American Life in Poetry: Column 620
BY TED KOOSER, U.S. POET LAUREATE
All too often poets shun simple, direct, and earthy words like "tea" in favor of others that sound more sophisticated, like Earl Grey or Lapsang Souchong. But fancy words put experience at a greater distance. Here's a delightful poem by Jack Cooper, who lives in Los Angeles, and it depends for part of its effect on words like "goofy" and "waddle." Our experience of the poem is all the more "real" thanks to those words. Jack Cooper's most recent book of poetry is Across My Silence (World Audience Publishers, 2007).
I like how the mallard ducklings
goofy and weak

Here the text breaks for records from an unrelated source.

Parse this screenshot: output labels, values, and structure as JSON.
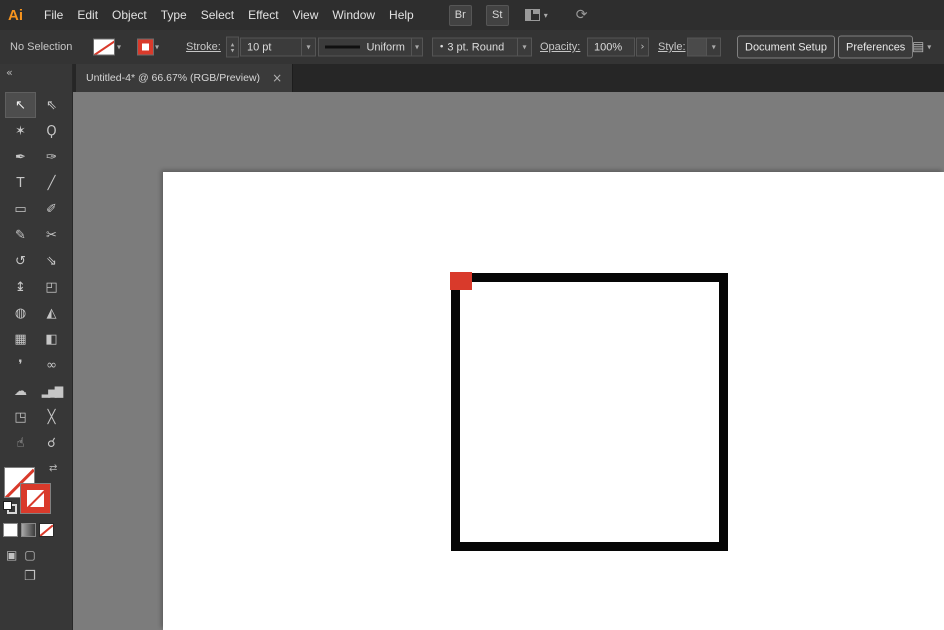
{
  "colors": {
    "brand-orange": "#f7941e",
    "swatch-red": "#d93a2b",
    "canvas-bg": "#7c7c7c",
    "artboard-white": "#ffffff"
  },
  "icons": {
    "chevron": "▾",
    "stepper_up": "▴",
    "stepper_down": "▾",
    "flyout": "›",
    "swap": "⇄",
    "collapse": "«",
    "close": "×",
    "brush_dot": "•",
    "screen_mode": "❐",
    "draw_normal": "▣",
    "draw_behind": "▢",
    "panel": "▤",
    "sync": "⟳"
  },
  "menubar": {
    "logo": "Ai",
    "items": [
      "File",
      "Edit",
      "Object",
      "Type",
      "Select",
      "Effect",
      "View",
      "Window",
      "Help"
    ],
    "bridge": "Br",
    "stock": "St"
  },
  "controlbar": {
    "selection_status": "No Selection",
    "stroke_label": "Stroke:",
    "stroke_weight": "10 pt",
    "width_profile": "Uniform",
    "brush_name": "3 pt. Round",
    "opacity_label": "Opacity:",
    "opacity_value": "100%",
    "style_label": "Style:",
    "document_setup": "Document Setup",
    "preferences": "Preferences"
  },
  "tab": {
    "title": "Untitled-4* @ 66.67% (RGB/Preview)"
  },
  "toolbar": {
    "tools": [
      {
        "name": "selection-tool",
        "glyph": "↖",
        "selected": true
      },
      {
        "name": "direct-selection-tool",
        "glyph": "⇖"
      },
      {
        "name": "magic-wand-tool",
        "glyph": "✶"
      },
      {
        "name": "lasso-tool",
        "glyph": "Ϙ"
      },
      {
        "name": "pen-tool",
        "glyph": "✒"
      },
      {
        "name": "curvature-tool",
        "glyph": "✑"
      },
      {
        "name": "type-tool",
        "glyph": "T"
      },
      {
        "name": "line-segment-tool",
        "glyph": "╱"
      },
      {
        "name": "rectangle-tool",
        "glyph": "▭"
      },
      {
        "name": "paintbrush-tool",
        "glyph": "✐"
      },
      {
        "name": "shaper-tool",
        "glyph": "✎"
      },
      {
        "name": "scissors-tool",
        "glyph": "✂"
      },
      {
        "name": "rotate-tool",
        "glyph": "↺"
      },
      {
        "name": "scale-tool",
        "glyph": "⇘"
      },
      {
        "name": "width-tool",
        "glyph": "↨"
      },
      {
        "name": "free-transform-tool",
        "glyph": "◰"
      },
      {
        "name": "shape-builder-tool",
        "glyph": "◍"
      },
      {
        "name": "perspective-grid-tool",
        "glyph": "◭"
      },
      {
        "name": "mesh-tool",
        "glyph": "▦"
      },
      {
        "name": "gradient-tool",
        "glyph": "◧"
      },
      {
        "name": "eyedropper-tool",
        "glyph": "❜"
      },
      {
        "name": "blend-tool",
        "glyph": "∞"
      },
      {
        "name": "symbol-sprayer-tool",
        "glyph": "☁"
      },
      {
        "name": "column-graph-tool",
        "glyph": "▂▅▇"
      },
      {
        "name": "artboard-tool",
        "glyph": "◳"
      },
      {
        "name": "slice-tool",
        "glyph": "╳"
      },
      {
        "name": "hand-tool",
        "glyph": "☝"
      },
      {
        "name": "zoom-tool",
        "glyph": "☌"
      }
    ]
  },
  "artwork": {
    "rectangle": {
      "stroke_color": "#060606",
      "corner_marker_color": "#d93a2b",
      "fill": "white"
    }
  }
}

waddle up the cement incline
then slide into this runoff
of lawn sprinklers and car washes
and how the great blue heron
seems to be teleported here
from the Jurassic
to look for extinct species of fish
but mostly I like the way
the little birds
fly in and out of the barbed wire
with only a smear of water
to keep them singing.
We do not accept unsolicited submissions. American Life in Poetry is made possible by The Poetry Foundation (www.poetryfoundation.org), publisher of Poetry magazine. It is also supported by the Department of English at the University of Nebraska-Lincoln. Poem copyright© 2016 by Jack Cooper, “L.A. River,” from Rattle, (No. 52, Summer 2016). Poem reprinted by permission of Jack Cooper and the publisher. Introduction copyright © 2019 by The Poetry Foundation. The introduction's author, Ted Kooser, served as United States Poet Laureate Consultant in Poetry to the Library of Congress from 2004-2006.